When Marg Liddell complained that the houses she was inspecting were too small, her daughter quipped "what about the term 'downsizing' don't you understand?"
After 36 years in Vermont South, Max and Marg Liddell sold their family home in August and started looking for a smaller pad closer to their children in Melbourne's inner north.
On Saturday, the couple toppled three other bidders to secure the keys to a stunning Edwardian residence in Coburg.
It was one of 944 properties scheduled to go to auction in Melbourne on Saturday. By evening Domain Group had recorded a clearance rate of 74 per cent from 667 reported results.
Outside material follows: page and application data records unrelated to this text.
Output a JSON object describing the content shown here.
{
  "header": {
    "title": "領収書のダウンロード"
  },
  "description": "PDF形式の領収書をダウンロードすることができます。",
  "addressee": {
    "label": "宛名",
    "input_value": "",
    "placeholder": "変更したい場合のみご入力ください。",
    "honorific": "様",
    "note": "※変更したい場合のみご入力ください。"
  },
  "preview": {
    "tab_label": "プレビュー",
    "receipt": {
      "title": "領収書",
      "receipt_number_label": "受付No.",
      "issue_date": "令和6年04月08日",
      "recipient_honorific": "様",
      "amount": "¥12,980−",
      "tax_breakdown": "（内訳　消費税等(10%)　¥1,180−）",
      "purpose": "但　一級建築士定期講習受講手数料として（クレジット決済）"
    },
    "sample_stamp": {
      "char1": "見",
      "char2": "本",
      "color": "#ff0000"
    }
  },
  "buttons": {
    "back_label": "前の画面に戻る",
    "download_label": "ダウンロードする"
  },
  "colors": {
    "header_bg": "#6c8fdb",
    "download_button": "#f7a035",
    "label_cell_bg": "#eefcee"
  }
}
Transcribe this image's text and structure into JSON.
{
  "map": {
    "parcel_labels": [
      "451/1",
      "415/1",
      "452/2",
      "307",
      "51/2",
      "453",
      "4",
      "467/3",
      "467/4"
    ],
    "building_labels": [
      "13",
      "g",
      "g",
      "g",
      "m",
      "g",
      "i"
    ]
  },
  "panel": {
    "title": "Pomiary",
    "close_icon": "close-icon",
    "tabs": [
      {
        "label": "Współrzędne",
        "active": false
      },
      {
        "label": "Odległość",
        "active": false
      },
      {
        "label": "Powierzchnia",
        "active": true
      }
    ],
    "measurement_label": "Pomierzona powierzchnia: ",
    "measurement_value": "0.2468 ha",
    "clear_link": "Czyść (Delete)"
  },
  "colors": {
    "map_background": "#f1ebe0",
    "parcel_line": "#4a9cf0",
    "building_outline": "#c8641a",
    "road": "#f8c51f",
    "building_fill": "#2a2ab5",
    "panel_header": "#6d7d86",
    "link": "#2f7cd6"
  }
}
For many, moving into a four-bedroom, two-bathroom house might not be considered downsizing. But Mrs Liddell, an academic in the criminal justice field, said it was about finding a home that suited their lifestyle.
"We needed two studies," she said. Max, a retired academic, is writing a book and Marg still works full-time.
"We also entertain and we love to cook, so we needed a sizeable kitchen.
"We like to have a bit of individual space, we don't like being on top of each other."
Bidding for the property began at $1,310,000 in front of a crowd of about 40 people.
Three other parties - two families and one man bidding on behalf of his mother - bid in $10,000 jumps until the property was declared on the market by auctioneer Jason Sharpe at $1.49 million.
The Liddells joined the bidding around the $1.5 million mark. Up until that point, they weren't sure they were going to bid at all, Mr Liddell said.
"It looked like it was going to push way above our price range."
The couple snagged the property with a winning bid of $1,565,000.
"We had a figure in mind and it went a little bit over what we thought but not by a lot," Mrs Liddell said.
The underbidder, Peter Robson, was bidding on behalf of his mother, who recently retired and was looking to buy in Melbourne after selling up in Sydney.
Mr Robson and his wife, Vivienne, and sister, Emma, said they would continue looking in the area and had their eye on another property close by.
He said downsizers primarily looked for low-maintenance, renovated, single-storey residences.
Meanwhile in Carlton, the former lodge of the Royal Antediluvian Order of Buffaloes sold for more than $200,000 over its reserve price when it went under the hammer on Saturday afternoon.
Built in 1918, it served "the Buffs" (members of the fraternal club) for decades before it was converted into two homes around the turn of the millennium.
Three parties fought it out for the four-bedroom, three-bathroom Neill Street residence with bidding starting at $1.7 million before quickly climbing to $1.82 million, where it was declared on the market.
A downsizer from Strathmore placed the winning bid of $2,061,000.
Listing agent Rick Daniel from Nelson Alexander said the property had been well received by the market.
"Unique properties draw a hell of a lot of interest," he said. "We had almost 100 groups of buyers through the door."